There’s also the day conference option – either attending a single day of a longer conference – or going to events that only last a day, often at a weekend so there’s no need to miss a day’s work (although there may be other implications for family matters, etc.). You may still have travel costs, but again, consider the benefits like networking. I’ve already been to three day events this year: the ELT Freelancers’ Awayday (I organised that one), the MaWSIG conference, and The Enterprise Network’s Women In Business event. These events have given me a good mix of specialised and general input – and a wide range of sandwich fillings and biscuits. (Tip: take your own lunch to any event if you’re concerned about healthy eating.) Any events like this will be live-tweeting with a hashtag, so all is not lost if you’re not there in person.
What about going on a course to brush up or learn a new skill? Check out your local adult education college for a huge variety of subjects (I’ve recently done an eight-hour WordPress course for £75 at mine), the more costly but highly focused Publishing Training Centre, a local enterprise network, or an independent supplier. The most useful session I’ve done since going freelance was a morning learning about Twitter. Spending a small amount of time and money to learn the basics and a few tips has saved me hours in the long run. A quick online search ought to sort you out with whatever you’re looking for.
One online course supplier I’ve used on several occasions is Lynda.com. You can get a free 10-day trial of any of their courses – ranging from business, to tech, to something you haven’t even thought of yet – then follow them in your own time. If you know what you want to learn, YouTube might be a good first port of call before you go to a paid service like Lynda.com. I’ve learnt some nifty Excel tips, eyeliner application pointers, and how to empty the grey water tank on a motorhome from vloggers there. Not all strictly CPD, but you get the idea.
In a similar vein is the webinar. Look out for topics related to your area of expertise advertised on social media or through professional memberships. I’ve watched some great IATEFL webinars in the last few months, some social media-related things from Socially Sorted, ELTjam’s LX for ELT webinar (link to replay here), and Dr Freelance and Laura Poole talking about getting the work–life balance right. Webinars usually offer an opportunity to ask questions and interact with the speaker more than you can with something like the Lynda.com courses, and are an excellent way of getting some CPD from the comfort of your own home. Look out for replays if you can’t make the live dates, although some are limited-time only, so don’t delay too long.

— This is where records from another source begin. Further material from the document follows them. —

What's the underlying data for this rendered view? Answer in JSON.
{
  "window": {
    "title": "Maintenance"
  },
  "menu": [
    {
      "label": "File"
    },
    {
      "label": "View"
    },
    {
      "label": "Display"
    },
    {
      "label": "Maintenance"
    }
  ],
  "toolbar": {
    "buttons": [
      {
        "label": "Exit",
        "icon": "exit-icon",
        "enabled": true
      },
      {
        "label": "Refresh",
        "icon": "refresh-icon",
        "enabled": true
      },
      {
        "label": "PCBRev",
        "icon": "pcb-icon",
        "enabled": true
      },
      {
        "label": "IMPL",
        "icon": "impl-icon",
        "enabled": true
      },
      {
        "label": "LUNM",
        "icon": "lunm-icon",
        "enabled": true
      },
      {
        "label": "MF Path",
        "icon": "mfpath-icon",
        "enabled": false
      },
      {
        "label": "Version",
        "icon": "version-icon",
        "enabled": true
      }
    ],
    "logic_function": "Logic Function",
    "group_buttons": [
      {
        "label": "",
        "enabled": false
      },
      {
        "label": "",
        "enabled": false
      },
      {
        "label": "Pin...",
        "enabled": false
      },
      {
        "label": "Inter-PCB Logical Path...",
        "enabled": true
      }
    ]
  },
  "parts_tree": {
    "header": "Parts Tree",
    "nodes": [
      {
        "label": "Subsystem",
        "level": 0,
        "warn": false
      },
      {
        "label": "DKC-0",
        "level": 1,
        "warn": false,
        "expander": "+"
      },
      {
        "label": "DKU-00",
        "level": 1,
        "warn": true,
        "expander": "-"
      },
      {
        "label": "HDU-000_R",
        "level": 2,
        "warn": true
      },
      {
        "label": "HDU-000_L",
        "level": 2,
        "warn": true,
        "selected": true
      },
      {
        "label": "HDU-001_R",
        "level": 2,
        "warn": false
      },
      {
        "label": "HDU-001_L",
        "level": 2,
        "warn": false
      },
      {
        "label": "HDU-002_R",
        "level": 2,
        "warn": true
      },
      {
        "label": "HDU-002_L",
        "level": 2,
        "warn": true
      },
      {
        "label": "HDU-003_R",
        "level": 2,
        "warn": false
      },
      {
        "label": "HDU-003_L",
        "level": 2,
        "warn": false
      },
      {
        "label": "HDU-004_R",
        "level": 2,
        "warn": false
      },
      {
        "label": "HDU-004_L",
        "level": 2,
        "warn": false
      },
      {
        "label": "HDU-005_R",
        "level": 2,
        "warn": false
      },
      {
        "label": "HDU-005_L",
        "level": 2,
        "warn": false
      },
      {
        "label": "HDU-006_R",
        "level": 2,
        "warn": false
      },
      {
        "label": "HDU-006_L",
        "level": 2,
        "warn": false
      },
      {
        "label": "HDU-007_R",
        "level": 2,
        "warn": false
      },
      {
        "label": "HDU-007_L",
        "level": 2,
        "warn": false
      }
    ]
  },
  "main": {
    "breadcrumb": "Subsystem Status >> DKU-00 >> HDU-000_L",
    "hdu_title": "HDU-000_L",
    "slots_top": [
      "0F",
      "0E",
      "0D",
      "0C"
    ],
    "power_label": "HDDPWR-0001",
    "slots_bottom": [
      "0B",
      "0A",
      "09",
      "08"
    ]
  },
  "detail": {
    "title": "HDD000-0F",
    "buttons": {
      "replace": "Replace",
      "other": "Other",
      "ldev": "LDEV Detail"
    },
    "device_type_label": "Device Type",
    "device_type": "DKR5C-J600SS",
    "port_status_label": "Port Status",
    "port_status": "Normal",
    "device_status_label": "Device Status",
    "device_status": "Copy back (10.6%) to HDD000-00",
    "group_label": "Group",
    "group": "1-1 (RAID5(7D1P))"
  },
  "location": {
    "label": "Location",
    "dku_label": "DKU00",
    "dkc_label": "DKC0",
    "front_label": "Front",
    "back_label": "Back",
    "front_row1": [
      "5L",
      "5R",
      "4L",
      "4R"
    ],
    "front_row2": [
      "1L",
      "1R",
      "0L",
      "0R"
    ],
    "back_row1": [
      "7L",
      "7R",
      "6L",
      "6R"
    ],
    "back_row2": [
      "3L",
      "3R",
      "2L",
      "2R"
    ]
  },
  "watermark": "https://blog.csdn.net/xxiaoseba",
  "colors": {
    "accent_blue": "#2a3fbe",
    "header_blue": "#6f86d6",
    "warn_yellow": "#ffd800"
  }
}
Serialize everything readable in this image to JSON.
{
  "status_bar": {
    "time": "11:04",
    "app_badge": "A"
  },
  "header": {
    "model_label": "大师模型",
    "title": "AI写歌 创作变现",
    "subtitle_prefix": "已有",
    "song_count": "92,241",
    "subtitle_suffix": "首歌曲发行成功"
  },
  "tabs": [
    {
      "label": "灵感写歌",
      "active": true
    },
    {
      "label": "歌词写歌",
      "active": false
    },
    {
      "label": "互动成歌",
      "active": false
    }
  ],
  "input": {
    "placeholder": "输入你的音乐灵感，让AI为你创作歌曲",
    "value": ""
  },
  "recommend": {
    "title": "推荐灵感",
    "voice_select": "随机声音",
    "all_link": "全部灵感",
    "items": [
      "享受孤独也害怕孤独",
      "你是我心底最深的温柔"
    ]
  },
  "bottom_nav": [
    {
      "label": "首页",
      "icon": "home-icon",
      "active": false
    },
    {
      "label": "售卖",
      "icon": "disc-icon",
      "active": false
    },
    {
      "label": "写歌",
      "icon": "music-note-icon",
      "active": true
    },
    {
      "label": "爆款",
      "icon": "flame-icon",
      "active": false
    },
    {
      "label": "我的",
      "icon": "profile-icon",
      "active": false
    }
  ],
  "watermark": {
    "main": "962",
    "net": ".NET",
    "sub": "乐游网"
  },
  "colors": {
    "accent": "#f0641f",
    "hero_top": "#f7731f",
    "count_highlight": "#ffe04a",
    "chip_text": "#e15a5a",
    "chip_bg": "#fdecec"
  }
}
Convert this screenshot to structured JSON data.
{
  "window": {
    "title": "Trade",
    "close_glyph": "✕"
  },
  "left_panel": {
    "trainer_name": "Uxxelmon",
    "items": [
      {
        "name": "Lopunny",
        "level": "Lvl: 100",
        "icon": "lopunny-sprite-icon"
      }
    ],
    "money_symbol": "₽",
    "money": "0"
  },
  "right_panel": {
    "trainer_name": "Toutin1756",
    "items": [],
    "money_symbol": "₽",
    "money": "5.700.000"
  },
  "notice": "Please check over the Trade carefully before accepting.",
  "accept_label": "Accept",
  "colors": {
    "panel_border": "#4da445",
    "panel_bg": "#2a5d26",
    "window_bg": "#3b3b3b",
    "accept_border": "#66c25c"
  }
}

While we’re talking about online delivery, have you listened to any podcasts as part of your CPD? I recently met coach Ruby McGuire at a networking meeting and heard her mention her Rock Your Fabulous Biz podcast so went off to iTunes to check that out. It’s important to factor time into your schedule for CPD, but I find listening to a couple of podcasts while I’m out for a walk gets two things done at the same time. Download some for the next time you’re in the car/on a train and reach your destination with some new ideas to follow up when you get home.
What haven’t I mentioned yet? Blogs. The best are those that give you some content that leaves you thinking when you’ve finished reading. My current regular work-related reads are the SfEP blog, Louise Harnby’s Proofreader’s Parlour and the Copyediting blog.
Forums. Got a question that you want expert help with, or some suggestions for further reading on a topic? Post on a group forum (or, similar, in a LinkedIn group or on a Facebook group or page), and you could have your answer in minutes.
Books. Whether a print copy for your reference shelf, or an eBook for your Kindle library, a new book is a sure way of learning something new.
Leave a comment and tell me what you’ve learnt lately, and which are your favourite ways of learning as a freelancer.